Medium is a new kind of typewriter–the billionaire’s typewriter. It’s not the only billionaire’s typewriter. So is the Kindle. So is iBooks. So is Twitter. What distinguishes these new typewriters is not the possibilities they make available to writers, but what they take away.

The billionaire’s typewriter

If we want it to get better, we need to start building what we want to come next...

Everyone’s spending increasingly more consumption time…snacking on bite-sized social content…

Publishers are relying more on social traffic not because Google’s squeezing them out, but because that’s where everyone went…

Every hour we spend on Twitter or Facebook instead of reading and writing elsewhere is just making this worse…

Social…we’ve swung too far in that direction for our own good, as both producers and consumers. I hope the pendulum starts to swing back soon, because it hasn’t yet. It’s going to get worse before it gets better, if it ever does.

If we want it to get better, we need to start pushing back against the trend, modernizing blogs, and building what we want to come next.


That Nationwide Commercial

…we can’t make safe happen because we don’t live in a safe world. The ad warns about preventable accidents. You know what? Most accidents are considered preventable when viewed in hindsight. That’s why they are called ‘accidents’ not ‘inevitables’. But the dangers that lurk aren’t products of our failure, they are symptoms of mortality. And no matter how much we try, at the end of the day all we can do is guard against a state of being that will, despite our very best efforts, eventually hurt and take some of our babies. This isn’t anyone’s fault. Moms and Dads, this isn’t your fault.

It’s just life.

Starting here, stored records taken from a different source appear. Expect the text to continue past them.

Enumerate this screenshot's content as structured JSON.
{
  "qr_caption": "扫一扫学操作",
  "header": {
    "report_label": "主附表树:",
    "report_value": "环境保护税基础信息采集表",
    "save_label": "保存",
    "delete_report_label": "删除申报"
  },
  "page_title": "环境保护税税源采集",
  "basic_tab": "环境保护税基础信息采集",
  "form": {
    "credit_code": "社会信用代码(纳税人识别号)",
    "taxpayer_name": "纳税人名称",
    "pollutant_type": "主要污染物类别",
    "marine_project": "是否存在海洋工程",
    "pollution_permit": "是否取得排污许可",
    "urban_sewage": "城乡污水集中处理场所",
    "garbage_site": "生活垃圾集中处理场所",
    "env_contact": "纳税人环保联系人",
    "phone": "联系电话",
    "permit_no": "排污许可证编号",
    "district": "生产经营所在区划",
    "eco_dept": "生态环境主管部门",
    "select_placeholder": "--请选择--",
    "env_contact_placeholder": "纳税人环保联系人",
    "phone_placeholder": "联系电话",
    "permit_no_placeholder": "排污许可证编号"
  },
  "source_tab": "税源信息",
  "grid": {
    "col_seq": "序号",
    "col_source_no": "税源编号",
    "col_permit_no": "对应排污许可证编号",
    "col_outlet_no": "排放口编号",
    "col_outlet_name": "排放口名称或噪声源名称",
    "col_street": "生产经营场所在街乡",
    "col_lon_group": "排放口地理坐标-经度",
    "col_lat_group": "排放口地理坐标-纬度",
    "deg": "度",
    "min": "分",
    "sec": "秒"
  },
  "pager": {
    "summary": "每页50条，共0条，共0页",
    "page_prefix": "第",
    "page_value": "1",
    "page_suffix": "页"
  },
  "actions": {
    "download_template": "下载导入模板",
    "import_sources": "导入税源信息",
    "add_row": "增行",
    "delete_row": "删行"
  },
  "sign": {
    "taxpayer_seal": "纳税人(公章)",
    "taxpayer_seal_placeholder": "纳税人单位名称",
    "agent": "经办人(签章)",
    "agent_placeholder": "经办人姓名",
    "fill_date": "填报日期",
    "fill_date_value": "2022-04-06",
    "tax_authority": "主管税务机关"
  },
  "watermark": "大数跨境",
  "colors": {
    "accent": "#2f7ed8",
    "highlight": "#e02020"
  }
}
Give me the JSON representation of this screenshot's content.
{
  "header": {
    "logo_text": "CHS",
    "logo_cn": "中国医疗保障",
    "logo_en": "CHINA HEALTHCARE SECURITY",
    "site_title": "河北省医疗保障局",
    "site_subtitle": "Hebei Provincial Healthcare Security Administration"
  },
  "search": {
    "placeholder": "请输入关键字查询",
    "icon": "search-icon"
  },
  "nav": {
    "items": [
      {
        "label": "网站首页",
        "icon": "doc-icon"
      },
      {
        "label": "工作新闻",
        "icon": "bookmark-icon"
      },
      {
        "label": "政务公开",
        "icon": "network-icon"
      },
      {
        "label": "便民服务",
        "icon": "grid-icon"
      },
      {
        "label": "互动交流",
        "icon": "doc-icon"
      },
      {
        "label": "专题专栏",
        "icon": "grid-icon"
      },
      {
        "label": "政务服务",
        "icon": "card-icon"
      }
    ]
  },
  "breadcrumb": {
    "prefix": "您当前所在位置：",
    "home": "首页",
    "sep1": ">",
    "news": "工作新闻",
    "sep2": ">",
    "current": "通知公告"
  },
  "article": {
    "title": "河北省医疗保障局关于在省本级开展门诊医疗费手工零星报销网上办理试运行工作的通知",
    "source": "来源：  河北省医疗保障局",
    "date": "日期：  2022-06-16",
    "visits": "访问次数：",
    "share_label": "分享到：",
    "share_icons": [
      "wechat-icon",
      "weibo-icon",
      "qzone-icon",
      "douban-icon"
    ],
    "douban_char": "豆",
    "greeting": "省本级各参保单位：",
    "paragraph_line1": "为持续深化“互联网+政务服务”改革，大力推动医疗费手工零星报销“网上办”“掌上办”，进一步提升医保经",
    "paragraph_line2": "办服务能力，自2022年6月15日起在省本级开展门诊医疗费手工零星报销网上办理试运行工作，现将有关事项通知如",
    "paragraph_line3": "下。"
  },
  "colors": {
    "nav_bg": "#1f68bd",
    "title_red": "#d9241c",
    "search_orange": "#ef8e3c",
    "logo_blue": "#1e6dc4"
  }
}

I didn’t watch a second of the super bowl, but couldn’t avoid the news about the disgusting Nationwide insurance commercial. I watched it today and the negative emotional effects on me have been profound. The blog post above says it better than I could.